Reviewed by Peter Beinart
Washington Post Book World
"In America, radical Islam is a foreign policy problem. It is, in the Bush administration's familiar litany, the successor to Nazism and communism: an alien ideology, bred overseas, that threatens to bring destruction to America's shores. But in Europe, as Ian Buruma explains in Murder in Amsterdam, radical Islam is something different: less a foreign policy problem than a domestic one. It is alien but also strangely intimate. Islam, as Buruma notes — following the French scholar Olivier Roy — has (again) become a European religion.

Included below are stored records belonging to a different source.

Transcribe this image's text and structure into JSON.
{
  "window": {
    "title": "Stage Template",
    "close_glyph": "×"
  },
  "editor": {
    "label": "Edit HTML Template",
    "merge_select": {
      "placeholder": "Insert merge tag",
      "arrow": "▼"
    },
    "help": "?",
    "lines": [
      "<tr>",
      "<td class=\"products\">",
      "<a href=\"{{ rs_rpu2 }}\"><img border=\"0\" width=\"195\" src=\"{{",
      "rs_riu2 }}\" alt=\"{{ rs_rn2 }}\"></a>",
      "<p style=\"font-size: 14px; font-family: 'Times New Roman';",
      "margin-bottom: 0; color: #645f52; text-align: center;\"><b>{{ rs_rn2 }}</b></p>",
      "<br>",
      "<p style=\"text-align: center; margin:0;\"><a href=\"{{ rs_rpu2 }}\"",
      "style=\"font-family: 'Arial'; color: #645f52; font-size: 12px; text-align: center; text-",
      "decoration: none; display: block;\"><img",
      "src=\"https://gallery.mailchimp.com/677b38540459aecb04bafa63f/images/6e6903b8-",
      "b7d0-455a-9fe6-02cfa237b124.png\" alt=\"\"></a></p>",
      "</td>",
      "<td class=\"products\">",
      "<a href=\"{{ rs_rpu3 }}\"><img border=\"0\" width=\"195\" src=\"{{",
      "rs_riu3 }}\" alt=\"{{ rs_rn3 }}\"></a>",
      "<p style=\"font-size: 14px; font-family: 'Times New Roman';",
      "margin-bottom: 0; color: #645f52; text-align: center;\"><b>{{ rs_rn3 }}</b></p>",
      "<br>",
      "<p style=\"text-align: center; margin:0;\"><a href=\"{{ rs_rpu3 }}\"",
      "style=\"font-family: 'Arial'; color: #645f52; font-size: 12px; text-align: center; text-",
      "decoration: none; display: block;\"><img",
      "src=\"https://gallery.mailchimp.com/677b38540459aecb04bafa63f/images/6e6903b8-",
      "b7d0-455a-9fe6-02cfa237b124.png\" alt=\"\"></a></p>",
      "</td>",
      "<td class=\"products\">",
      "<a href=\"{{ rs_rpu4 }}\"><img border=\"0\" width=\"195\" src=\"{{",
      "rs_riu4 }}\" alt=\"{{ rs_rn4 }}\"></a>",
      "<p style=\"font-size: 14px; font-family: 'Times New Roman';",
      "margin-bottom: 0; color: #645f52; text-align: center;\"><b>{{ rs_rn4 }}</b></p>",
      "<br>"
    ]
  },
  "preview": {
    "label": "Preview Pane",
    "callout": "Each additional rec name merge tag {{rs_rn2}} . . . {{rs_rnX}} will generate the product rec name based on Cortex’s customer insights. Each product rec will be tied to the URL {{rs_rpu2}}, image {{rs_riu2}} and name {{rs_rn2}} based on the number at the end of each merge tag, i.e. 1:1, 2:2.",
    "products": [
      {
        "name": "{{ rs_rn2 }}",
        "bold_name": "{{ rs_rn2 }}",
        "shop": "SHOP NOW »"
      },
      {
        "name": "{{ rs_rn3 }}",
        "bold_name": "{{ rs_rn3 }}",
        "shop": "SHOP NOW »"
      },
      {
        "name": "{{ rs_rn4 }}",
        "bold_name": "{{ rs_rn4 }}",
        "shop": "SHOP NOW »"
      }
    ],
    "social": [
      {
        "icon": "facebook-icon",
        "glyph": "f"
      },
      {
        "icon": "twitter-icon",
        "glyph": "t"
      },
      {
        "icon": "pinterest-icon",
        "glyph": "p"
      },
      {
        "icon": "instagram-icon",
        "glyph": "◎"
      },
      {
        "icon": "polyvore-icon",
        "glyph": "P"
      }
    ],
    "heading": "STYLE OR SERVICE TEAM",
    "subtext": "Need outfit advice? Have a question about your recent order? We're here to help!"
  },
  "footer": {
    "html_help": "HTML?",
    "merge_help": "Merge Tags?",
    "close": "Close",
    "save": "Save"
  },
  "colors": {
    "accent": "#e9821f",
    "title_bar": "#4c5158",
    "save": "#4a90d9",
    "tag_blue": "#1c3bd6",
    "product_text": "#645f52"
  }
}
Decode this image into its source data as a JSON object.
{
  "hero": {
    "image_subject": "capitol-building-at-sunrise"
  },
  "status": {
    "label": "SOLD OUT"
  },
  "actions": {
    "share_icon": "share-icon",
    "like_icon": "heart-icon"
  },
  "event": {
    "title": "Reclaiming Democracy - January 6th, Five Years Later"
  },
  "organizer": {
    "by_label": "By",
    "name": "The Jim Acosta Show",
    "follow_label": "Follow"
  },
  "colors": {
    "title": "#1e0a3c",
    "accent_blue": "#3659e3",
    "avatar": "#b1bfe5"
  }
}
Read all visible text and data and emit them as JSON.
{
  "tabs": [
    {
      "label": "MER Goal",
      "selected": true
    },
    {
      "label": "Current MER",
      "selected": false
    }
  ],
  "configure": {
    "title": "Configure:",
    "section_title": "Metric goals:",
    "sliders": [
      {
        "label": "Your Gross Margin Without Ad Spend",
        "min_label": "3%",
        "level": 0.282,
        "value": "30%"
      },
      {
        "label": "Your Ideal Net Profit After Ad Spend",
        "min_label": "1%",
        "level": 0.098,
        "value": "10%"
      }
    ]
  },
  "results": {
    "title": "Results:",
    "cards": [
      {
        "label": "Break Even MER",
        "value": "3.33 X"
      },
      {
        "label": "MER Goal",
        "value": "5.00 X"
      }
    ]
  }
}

And while Europeans may be horrified by its mutant totalitarian strain, they can hardly view totalitarianism with innocent eyes, given that it too has deep roots in European soil." Read the entire Washington Post Book World review.